Champions of Bay’s beaches

Written by Kerrie Alexander

Hervey Bay is well-known for its beautiful stretch of ocean front with calm waters that are a much-loved playground for thousands of visitors and locals alike.

However, where there is water, there is always risk!

That’s why it’s so important to have the Hervey Bay Surf Lifesaving Club members patrolling our beaches and keeping the community safe, said President Darren Everard.

Surf lifesavers are usually first on the scene for aquatic rescues, providing first aid and emergency care and educating the public about the dangers of the surf and our local waters.

The beach also acts as classroom for the hundreds of Nippers who sign on for the junior program each year.

The Nippers gain confidence by passing the tests of swimming, board riding, beach sprints, dolphin-diving, spotting a rip, having fun with new friends and discovering things about themselves.

All under the guidance of their age managers.

“Our main aim is to ensure we work towards Surf Life Saving Queensland’s aim of Zero Preventable Deaths on Queensland’s public water ways,” Darren said.

“But for me as president, I am focused on two things; ensuring that the junior members of our club are given the opportunity to gain skills and confidence to assist them later in their lives and making sure that the Hervey Bay Surf Lifesaving Club has a sustainable and successful future as the guardians of our beach in Hervey Bay.”

Surf Lifesaving is an iconic Australian institution that ensures the red and yellow flags go up for 33 weeks of the year on Saturday afternoons, all day Sunday and every public holiday.

To do that, Darren said more active patrolling members are needed to join the ranks.

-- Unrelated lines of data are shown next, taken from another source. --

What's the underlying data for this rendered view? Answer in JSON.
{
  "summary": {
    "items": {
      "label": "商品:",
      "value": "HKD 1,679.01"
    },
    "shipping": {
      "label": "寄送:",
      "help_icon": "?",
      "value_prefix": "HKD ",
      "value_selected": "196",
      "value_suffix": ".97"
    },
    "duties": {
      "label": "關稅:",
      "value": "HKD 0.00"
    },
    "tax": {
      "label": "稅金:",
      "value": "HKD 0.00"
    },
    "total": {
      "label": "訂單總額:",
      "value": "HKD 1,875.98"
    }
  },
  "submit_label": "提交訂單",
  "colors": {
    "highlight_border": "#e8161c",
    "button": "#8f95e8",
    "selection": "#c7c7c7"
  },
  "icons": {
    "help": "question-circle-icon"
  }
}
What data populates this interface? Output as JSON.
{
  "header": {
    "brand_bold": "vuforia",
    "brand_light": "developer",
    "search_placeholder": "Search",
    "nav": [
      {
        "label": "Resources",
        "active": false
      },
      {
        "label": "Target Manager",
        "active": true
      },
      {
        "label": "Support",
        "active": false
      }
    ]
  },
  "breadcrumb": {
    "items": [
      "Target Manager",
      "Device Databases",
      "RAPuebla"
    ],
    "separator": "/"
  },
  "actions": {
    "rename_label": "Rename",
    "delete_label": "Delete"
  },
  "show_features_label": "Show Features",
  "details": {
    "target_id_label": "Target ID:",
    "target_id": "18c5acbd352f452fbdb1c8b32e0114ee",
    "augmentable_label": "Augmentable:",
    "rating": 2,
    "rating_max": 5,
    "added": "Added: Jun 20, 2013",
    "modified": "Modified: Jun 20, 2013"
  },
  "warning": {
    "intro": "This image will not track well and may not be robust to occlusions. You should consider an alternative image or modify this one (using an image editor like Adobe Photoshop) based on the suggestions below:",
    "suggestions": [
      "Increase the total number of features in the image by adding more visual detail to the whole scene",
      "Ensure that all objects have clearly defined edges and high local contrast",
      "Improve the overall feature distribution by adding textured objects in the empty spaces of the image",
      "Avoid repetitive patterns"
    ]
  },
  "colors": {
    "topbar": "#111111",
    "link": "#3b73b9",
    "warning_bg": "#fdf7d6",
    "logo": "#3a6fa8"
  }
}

The passionate president has been involved with the Bay club for over 20 years and in 12 years as a patrolling member, has clocked up over 1030 patrol hours spent standing between the flags, plus countless hours, undertaking water safety, bar and committee duties.

It takes a big commitment but, he said, the cause is well worth the effort.

“Personally, for me it is about the positive outcomes of being there to assist somebody when they get into trouble.

“Thank God for me there has always been a positive outcome. God willing there will always be a rescue and never a recovery.

“On the weekend we had a report of a lost child before we had started patrol and we had a parent show up at the club asking for help, and we assisted.

“In a very short period, we had members assisting the family and the child was found.

“The father was grateful, and he could not believe how fast we got involved.”

Darren said there are many opportunities for Fraser Coast residents to actively support the club.

“We would love to hear from members of the community who have a surf lifesaving background, and who are willing to comply with the modern requirements and give a little back so we can foster and create a surf club culture on a beach with our waves!

“We also encourage our patrolling members to get involved around the club and as we speak, we have a strong masters team forming, which is great.

“We are hoping our younger members will see our masters train and encourage their parents to get involved and sign up for their Bronze Medallion so we can grow our patrolling group and become more sustainable in this area.”

Parents of Nippers can also play an integral part in their child’s success as a future guardian of the Bay’s beaches.

The Nippers program is currently full; however, applications will open next season on August 1 and close on August 30.

“If you are a parent of one of our Nippers you are required to sign up for a task and assist … we want your children to see their parents involved and from my point of view I want the parent to invest in their children’s future.

“It will be the best investment a parent can make as it will benefit their child and family into the future.”

To find out more, visit the club’s website at